[p. 21]

   Soon our names were called, slippers brought for Baroness & we were ushered into a large room around a green felt covered table. Soon the same man entered whom I had seen at the Home affairs in the morning. I was much embarrassed & explained this was the way of impatient Americans who were bent on hurrying things. He was very kind & said he was about to send me a reply to my mornings visit to say I would be allowed to speak on other subjects. Then he asked me to outline the nature of an address I would make tomorrow. I roughly sketched one & we all laughed & agreed that the Empire of Japan would not fall after that speech.

[p. 22]

   We were about to leave the room when the rush of reporters blocked our exit. They came with flash lights again by the dozens also asked permission to remain in room to be interviewed.

   Came home to tea & Japanese dinner--and am now to prepare for tomorrows address-- All this advertising wears on one.


A. The Japanese translation, by Toshisada Oku, was published in December 1921 (Callahan, "Dangerous Devices," p. 68.).
Back to Text

B. The Tokyo Peace Exposition, opened on March 10 to commemorate world peace and Japanese industrial progress, spanned 36 acres at Ueno Park. ("Japanese Industrial Exposition Is Opened," Washington Post, 11 March 1922, p. 5.)
Back to Text

C. The Imperial Diet (Teikoku-gikai), established in 1889 under the Meiji Constitution, was a two-house legislature comprised of an appointed upper House of Peers (Kizokiun) and a lower House of Representatives (Shugiin). It lasted until the adoption of a new, post World War II constitution which replaced the House of Peers with a House of Councilors. (Encyclopedia Britannica Online accessed March 15, 2010.)
Back to Text
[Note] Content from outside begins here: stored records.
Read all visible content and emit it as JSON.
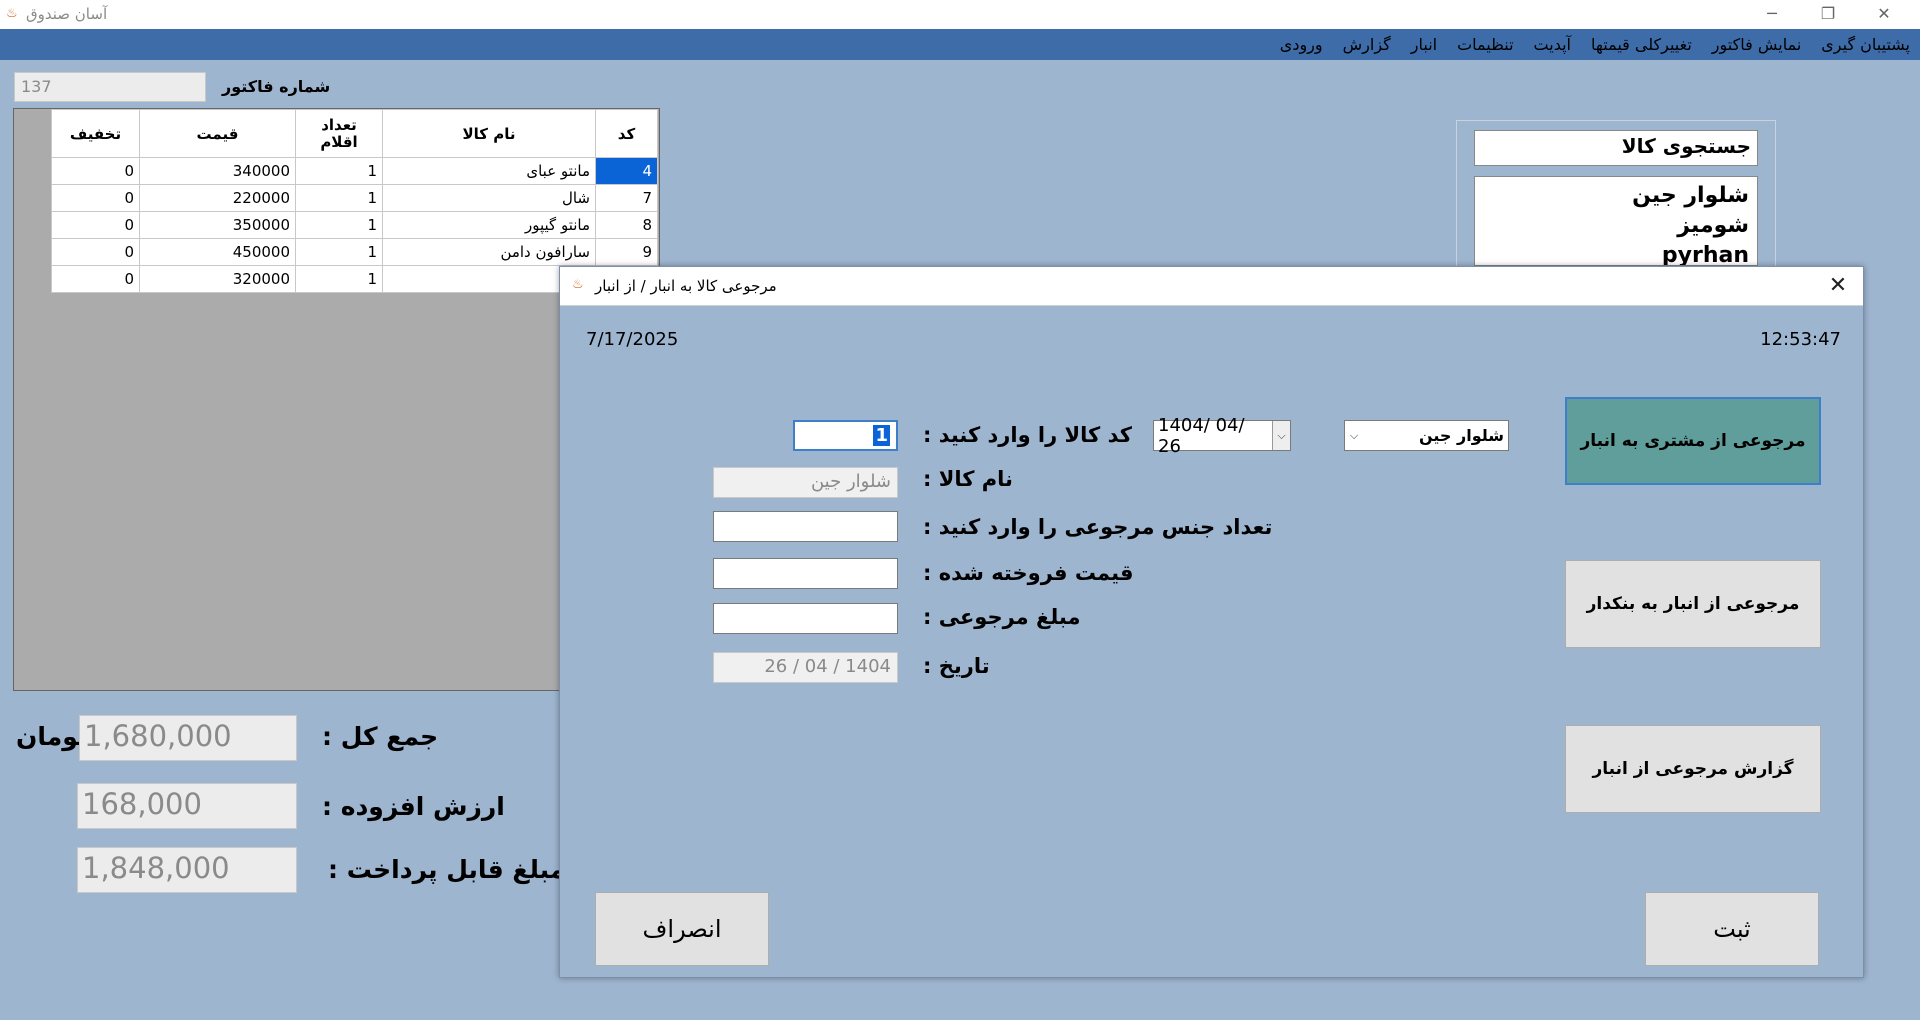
{
  "app": {
    "title": "آسان صندوق",
    "icon": "app-icon"
  },
  "window_controls": {
    "minimize": "─",
    "restore": "❐",
    "close": "✕"
  },
  "menu": [
    "ورودی",
    "گزارش",
    "انبار",
    "تنظیمات",
    "آپدیت",
    "تغییرکلی قیمتها",
    "نمایش فاکتور",
    "پشتیبان گیری"
  ],
  "invoice": {
    "number_label": "شماره فاکتور",
    "number_value": "137"
  },
  "grid": {
    "headers": {
      "code": "کد",
      "name": "نام کالا",
      "qty_line1": "تعداد",
      "qty_line2": "اقلام",
      "price": "قیمت",
      "discount": "تخفیف"
    },
    "rows": [
      {
        "code": "4",
        "name": "مانتو عبای",
        "qty": "1",
        "price": "340000",
        "discount": "0"
      },
      {
        "code": "7",
        "name": "شال",
        "qty": "1",
        "price": "220000",
        "discount": "0"
      },
      {
        "code": "8",
        "name": "مانتو گیپور",
        "qty": "1",
        "price": "350000",
        "discount": "0"
      },
      {
        "code": "9",
        "name": "سارافون دامن",
        "qty": "1",
        "price": "450000",
        "discount": "0"
      },
      {
        "code": "",
        "name": "",
        "qty": "1",
        "price": "320000",
        "discount": "0"
      }
    ]
  },
  "totals": {
    "total_label": "جمع کل :",
    "total_value": "1,680,000",
    "currency": "تومان",
    "vat_label": "ارزش افزوده :",
    "vat_value": "168,000",
    "payable_label": "مبلغ قابل پرداخت :",
    "payable_value": "1,848,000"
  },
  "search": {
    "label": "جستجوی کالا",
    "results": [
      "شلوار جین",
      "شومیز",
      "pyrhan"
    ]
  },
  "dialog": {
    "title": "مرجوعی کالا  به انبار / از انبار",
    "date": "7/17/2025",
    "time": "12:53:47",
    "product_combo": "شلوار جین",
    "date_picker": "1404/ 04/ 26",
    "code_label": "کد کالا را وارد کنید :",
    "code_value": "1",
    "name_label": "نام کالا :",
    "name_value": "شلوار جین",
    "qty_label": "تعداد جنس مرجوعی را  وارد کنید :",
    "qty_value": "",
    "sold_price_label": "قیمت فروخته شده :",
    "sold_price_value": "",
    "refund_amount_label": "مبلغ مرجوعی :",
    "refund_amount_value": "",
    "date_label": "تاریخ :",
    "date_value": "26 / 04 / 1404",
    "btn_customer_to_store": "مرجوعی از مشتری به انبار",
    "btn_store_to_supplier": "مرجوعی از انبار به  بنکدار",
    "btn_report": "گزارش مرجوعی از انبار",
    "btn_cancel": "انصراف",
    "btn_submit": "ثبت"
  }
}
D. In Honolulu, Sanger spoke to about five hundred people for an hour at a birth control meeting held in a dance academy. The speech has not been found. ("News Notes," Birth Control Review 6, no. 4 [April 1922]: 56.)
Back to Text

back to top